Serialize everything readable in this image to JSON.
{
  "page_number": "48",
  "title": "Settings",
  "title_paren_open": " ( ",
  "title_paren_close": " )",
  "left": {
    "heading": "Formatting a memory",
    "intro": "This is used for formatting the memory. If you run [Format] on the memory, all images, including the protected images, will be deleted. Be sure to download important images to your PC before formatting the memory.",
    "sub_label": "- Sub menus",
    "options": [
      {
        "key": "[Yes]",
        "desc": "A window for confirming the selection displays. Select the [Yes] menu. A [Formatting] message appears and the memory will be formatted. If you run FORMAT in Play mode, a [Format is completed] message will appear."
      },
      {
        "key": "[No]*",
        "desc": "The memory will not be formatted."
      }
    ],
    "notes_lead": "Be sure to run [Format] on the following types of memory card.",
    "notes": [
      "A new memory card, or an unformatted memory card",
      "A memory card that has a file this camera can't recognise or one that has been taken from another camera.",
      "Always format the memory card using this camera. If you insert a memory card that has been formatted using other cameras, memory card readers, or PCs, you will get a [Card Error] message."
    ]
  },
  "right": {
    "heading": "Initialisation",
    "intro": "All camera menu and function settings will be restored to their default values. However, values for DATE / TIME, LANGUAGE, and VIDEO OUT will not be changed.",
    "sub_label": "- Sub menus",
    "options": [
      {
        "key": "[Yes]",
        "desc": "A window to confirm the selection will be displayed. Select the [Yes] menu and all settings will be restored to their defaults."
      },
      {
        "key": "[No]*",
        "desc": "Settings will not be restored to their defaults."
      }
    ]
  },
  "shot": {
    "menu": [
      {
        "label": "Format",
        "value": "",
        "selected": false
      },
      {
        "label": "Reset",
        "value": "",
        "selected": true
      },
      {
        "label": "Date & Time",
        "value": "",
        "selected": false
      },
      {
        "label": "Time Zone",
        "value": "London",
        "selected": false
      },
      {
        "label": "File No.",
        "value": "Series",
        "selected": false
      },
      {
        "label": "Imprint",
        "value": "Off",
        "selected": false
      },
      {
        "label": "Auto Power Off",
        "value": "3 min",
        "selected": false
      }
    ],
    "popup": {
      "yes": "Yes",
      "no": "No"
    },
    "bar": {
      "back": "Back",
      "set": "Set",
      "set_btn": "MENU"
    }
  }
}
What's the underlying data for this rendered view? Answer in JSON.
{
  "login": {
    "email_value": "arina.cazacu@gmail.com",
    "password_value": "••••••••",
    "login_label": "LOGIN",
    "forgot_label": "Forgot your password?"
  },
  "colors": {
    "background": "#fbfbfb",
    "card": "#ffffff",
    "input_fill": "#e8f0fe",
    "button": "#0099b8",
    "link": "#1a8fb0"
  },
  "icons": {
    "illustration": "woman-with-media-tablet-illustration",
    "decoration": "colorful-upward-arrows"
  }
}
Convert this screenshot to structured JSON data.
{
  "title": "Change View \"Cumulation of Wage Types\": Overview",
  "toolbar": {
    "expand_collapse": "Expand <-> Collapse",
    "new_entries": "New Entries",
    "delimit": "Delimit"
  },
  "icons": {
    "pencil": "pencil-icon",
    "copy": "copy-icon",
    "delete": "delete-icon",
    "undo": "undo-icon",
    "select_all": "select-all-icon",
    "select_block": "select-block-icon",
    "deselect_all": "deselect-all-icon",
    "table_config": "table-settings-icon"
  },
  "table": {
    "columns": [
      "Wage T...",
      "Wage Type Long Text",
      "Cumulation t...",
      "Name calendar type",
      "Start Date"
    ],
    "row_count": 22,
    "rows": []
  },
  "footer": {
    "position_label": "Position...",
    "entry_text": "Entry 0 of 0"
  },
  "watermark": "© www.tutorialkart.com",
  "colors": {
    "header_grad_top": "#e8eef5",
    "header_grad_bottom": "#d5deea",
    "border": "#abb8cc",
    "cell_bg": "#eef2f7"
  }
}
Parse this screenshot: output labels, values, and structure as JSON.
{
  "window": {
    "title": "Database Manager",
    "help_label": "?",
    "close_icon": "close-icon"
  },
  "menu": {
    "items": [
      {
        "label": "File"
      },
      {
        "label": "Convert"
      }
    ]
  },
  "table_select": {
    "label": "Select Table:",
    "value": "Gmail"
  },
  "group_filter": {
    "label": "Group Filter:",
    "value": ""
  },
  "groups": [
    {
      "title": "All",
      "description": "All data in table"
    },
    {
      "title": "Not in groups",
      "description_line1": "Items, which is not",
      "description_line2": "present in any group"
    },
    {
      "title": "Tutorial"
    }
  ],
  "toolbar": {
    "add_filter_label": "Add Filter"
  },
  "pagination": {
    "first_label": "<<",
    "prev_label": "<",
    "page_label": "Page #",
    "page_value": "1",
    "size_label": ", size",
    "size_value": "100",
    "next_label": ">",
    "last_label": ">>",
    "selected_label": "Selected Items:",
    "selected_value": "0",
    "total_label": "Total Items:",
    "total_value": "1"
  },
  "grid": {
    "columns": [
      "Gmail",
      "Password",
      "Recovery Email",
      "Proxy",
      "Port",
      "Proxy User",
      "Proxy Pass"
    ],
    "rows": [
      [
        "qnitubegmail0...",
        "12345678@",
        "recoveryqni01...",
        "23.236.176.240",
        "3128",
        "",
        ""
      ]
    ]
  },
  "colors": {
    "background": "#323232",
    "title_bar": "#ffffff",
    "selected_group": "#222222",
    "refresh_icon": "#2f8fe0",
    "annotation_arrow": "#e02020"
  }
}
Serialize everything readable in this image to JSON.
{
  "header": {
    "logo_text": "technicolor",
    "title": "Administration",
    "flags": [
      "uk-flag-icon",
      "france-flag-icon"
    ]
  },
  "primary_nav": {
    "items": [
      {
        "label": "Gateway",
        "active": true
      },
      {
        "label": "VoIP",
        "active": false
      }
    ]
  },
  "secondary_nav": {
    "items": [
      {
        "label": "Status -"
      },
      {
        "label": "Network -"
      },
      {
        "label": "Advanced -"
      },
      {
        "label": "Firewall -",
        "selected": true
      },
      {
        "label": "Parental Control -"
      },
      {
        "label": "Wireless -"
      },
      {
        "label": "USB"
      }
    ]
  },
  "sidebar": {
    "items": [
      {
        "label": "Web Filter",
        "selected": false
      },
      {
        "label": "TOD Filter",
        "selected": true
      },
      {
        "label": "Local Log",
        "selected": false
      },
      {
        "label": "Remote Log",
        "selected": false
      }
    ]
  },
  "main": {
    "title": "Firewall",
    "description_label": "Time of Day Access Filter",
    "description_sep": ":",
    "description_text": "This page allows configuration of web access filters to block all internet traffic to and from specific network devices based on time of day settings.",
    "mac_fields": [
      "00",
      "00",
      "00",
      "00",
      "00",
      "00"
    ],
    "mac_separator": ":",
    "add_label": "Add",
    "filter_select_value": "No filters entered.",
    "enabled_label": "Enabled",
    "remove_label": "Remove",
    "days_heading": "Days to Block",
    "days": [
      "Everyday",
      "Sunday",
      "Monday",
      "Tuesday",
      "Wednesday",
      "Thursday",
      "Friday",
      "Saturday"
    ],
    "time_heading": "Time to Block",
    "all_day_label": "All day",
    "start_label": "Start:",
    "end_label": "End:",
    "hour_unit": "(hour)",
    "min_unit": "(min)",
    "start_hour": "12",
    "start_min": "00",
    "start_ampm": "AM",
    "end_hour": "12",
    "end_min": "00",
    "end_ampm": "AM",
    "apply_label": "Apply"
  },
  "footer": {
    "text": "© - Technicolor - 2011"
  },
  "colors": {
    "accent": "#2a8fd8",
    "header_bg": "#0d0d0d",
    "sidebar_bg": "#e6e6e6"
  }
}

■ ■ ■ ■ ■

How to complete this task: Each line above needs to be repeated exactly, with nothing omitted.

Written answer:
Serialize everything readable in this image to JSON.
{
  "page_number": "48",
  "title": "Settings",
  "title_paren_open": " ( ",
  "title_paren_close": " )",
  "left": {
    "heading": "Formatting a memory",
    "intro": "This is used for formatting the memory. If you run [Format] on the memory, all images, including the protected images, will be deleted. Be sure to download important images to your PC before formatting the memory.",
    "sub_label": "- Sub menus",
    "options": [
      {
        "key": "[Yes]",
        "desc": "A window for confirming the selection displays. Select the [Yes] menu. A [Formatting] message appears and the memory will be formatted. If you run FORMAT in Play mode, a [Format is completed] message will appear."
      },
      {
        "key": "[No]*",
        "desc": "The memory will not be formatted."
      }
    ],
    "notes_lead": "Be sure to run [Format] on the following types of memory card.",
    "notes": [
      "A new memory card, or an unformatted memory card",
      "A memory card that has a file this camera can't recognise or one that has been taken from another camera.",
      "Always format the memory card using this camera. If you insert a memory card that has been formatted using other cameras, memory card readers, or PCs, you will get a [Card Error] message."
    ]
  },
  "right": {
    "heading": "Initialisation",
    "intro": "All camera menu and function settings will be restored to their default values. However, values for DATE / TIME, LANGUAGE, and VIDEO OUT will not be changed.",
    "sub_label": "- Sub menus",
    "options": [
      {
        "key": "[Yes]",
        "desc": "A window to confirm the selection will be displayed. Select the [Yes] menu and all settings will be restored to their defaults."
      },
      {
        "key": "[No]*",
        "desc": "Settings will not be restored to their defaults."
      }
    ]
  },
  "shot": {
    "menu": [
      {
        "label": "Format",
        "value": "",
        "selected": false
      },
      {
        "label": "Reset",
        "value": "",
        "selected": true
      },
      {
        "label": "Date & Time",
        "value": "",
        "selected": false
      },
      {
        "label": "Time Zone",
        "value": "London",
        "selected": false
      },
      {
        "label": "File No.",
        "value": "Series",
        "selected": false
      },
      {
        "label": "Imprint",
        "value": "Off",
        "selected": false
      },
      {
        "label": "Auto Power Off",
        "value": "3 min",
        "selected": false
      }
    ],
    "popup": {
      "yes": "Yes",
      "no": "No"
    },
    "bar": {
      "back": "Back",
      "set": "Set",
      "set_btn": "MENU"
    }
  }
}
What's the underlying data for this rendered view? Answer in JSON.
{
  "login": {
    "email_value": "arina.cazacu@gmail.com",
    "password_value": "••••••••",
    "login_label": "LOGIN",
    "forgot_label": "Forgot your password?"
  },
  "colors": {
    "background": "#fbfbfb",
    "card": "#ffffff",
    "input_fill": "#e8f0fe",
    "button": "#0099b8",
    "link": "#1a8fb0"
  },
  "icons": {
    "illustration": "woman-with-media-tablet-illustration",
    "decoration": "colorful-upward-arrows"
  }
}
Convert this screenshot to structured JSON data.
{
  "title": "Change View \"Cumulation of Wage Types\": Overview",
  "toolbar": {
    "expand_collapse": "Expand <-> Collapse",
    "new_entries": "New Entries",
    "delimit": "Delimit"
  },
  "icons": {
    "pencil": "pencil-icon",
    "copy": "copy-icon",
    "delete": "delete-icon",
    "undo": "undo-icon",
    "select_all": "select-all-icon",
    "select_block": "select-block-icon",
    "deselect_all": "deselect-all-icon",
    "table_config": "table-settings-icon"
  },
  "table": {
    "columns": [
      "Wage T...",
      "Wage Type Long Text",
      "Cumulation t...",
      "Name calendar type",
      "Start Date"
    ],
    "row_count": 22,
    "rows": []
  },
  "footer": {
    "position_label": "Position...",
    "entry_text": "Entry 0 of 0"
  },
  "watermark": "© www.tutorialkart.com",
  "colors": {
    "header_grad_top": "#e8eef5",
    "header_grad_bottom": "#d5deea",
    "border": "#abb8cc",
    "cell_bg": "#eef2f7"
  }
}
Parse this screenshot: output labels, values, and structure as JSON.
{
  "window": {
    "title": "Database Manager",
    "help_label": "?",
    "close_icon": "close-icon"
  },
  "menu": {
    "items": [
      {
        "label": "File"
      },
      {
        "label": "Convert"
      }
    ]
  },
  "table_select": {
    "label": "Select Table:",
    "value": "Gmail"
  },
  "group_filter": {
    "label": "Group Filter:",
    "value": ""
  },
  "groups": [
    {
      "title": "All",
      "description": "All data in table"
    },
    {
      "title": "Not in groups",
      "description_line1": "Items, which is not",
      "description_line2": "present in any group"
    },
    {
      "title": "Tutorial"
    }
  ],
  "toolbar": {
    "add_filter_label": "Add Filter"
  },
  "pagination": {
    "first_label": "<<",
    "prev_label": "<",
    "page_label": "Page #",
    "page_value": "1",
    "size_label": ", size",
    "size_value": "100",
    "next_label": ">",
    "last_label": ">>",
    "selected_label": "Selected Items:",
    "selected_value": "0",
    "total_label": "Total Items:",
    "total_value": "1"
  },
  "grid": {
    "columns": [
      "Gmail",
      "Password",
      "Recovery Email",
      "Proxy",
      "Port",
      "Proxy User",
      "Proxy Pass"
    ],
    "rows": [
      [
        "qnitubegmail0...",
        "12345678@",
        "recoveryqni01...",
        "23.236.176.240",
        "3128",
        "",
        ""
      ]
    ]
  },
  "colors": {
    "background": "#323232",
    "title_bar": "#ffffff",
    "selected_group": "#222222",
    "refresh_icon": "#2f8fe0",
    "annotation_arrow": "#e02020"
  }
}
Serialize everything readable in this image to JSON.
{
  "header": {
    "logo_text": "technicolor",
    "title": "Administration",
    "flags": [
      "uk-flag-icon",
      "france-flag-icon"
    ]
  },
  "primary_nav": {
    "items": [
      {
        "label": "Gateway",
        "active": true
      },
      {
        "label": "VoIP",
        "active": false
      }
    ]
  },
  "secondary_nav": {
    "items": [
      {
        "label": "Status -"
      },
      {
        "label": "Network -"
      },
      {
        "label": "Advanced -"
      },
      {
        "label": "Firewall -",
        "selected": true
      },
      {
        "label": "Parental Control -"
      },
      {
        "label": "Wireless -"
      },
      {
        "label": "USB"
      }
    ]
  },
  "sidebar": {
    "items": [
      {
        "label": "Web Filter",
        "selected": false
      },
      {
        "label": "TOD Filter",
        "selected": true
      },
      {
        "label": "Local Log",
        "selected": false
      },
      {
        "label": "Remote Log",
        "selected": false
      }
    ]
  },
  "main": {
    "title": "Firewall",
    "description_label": "Time of Day Access Filter",
    "description_sep": ":",
    "description_text": "This page allows configuration of web access filters to block all internet traffic to and from specific network devices based on time of day settings.",
    "mac_fields": [
      "00",
      "00",
      "00",
      "00",
      "00",
      "00"
    ],
    "mac_separator": ":",
    "add_label": "Add",
    "filter_select_value": "No filters entered.",
    "enabled_label": "Enabled",
    "remove_label": "Remove",
    "days_heading": "Days to Block",
    "days": [
      "Everyday",
      "Sunday",
      "Monday",
      "Tuesday",
      "Wednesday",
      "Thursday",
      "Friday",
      "Saturday"
    ],
    "time_heading": "Time to Block",
    "all_day_label": "All day",
    "start_label": "Start:",
    "end_label": "End:",
    "hour_unit": "(hour)",
    "min_unit": "(min)",
    "start_hour": "12",
    "start_min": "00",
    "start_ampm": "AM",
    "end_hour": "12",
    "end_min": "00",
    "end_ampm": "AM",
    "apply_label": "Apply"
  },
  "footer": {
    "text": "© - Technicolor - 2011"
  },
  "colors": {
    "accent": "#2a8fd8",
    "header_bg": "#0d0d0d",
    "sidebar_bg": "#e6e6e6"
  }
}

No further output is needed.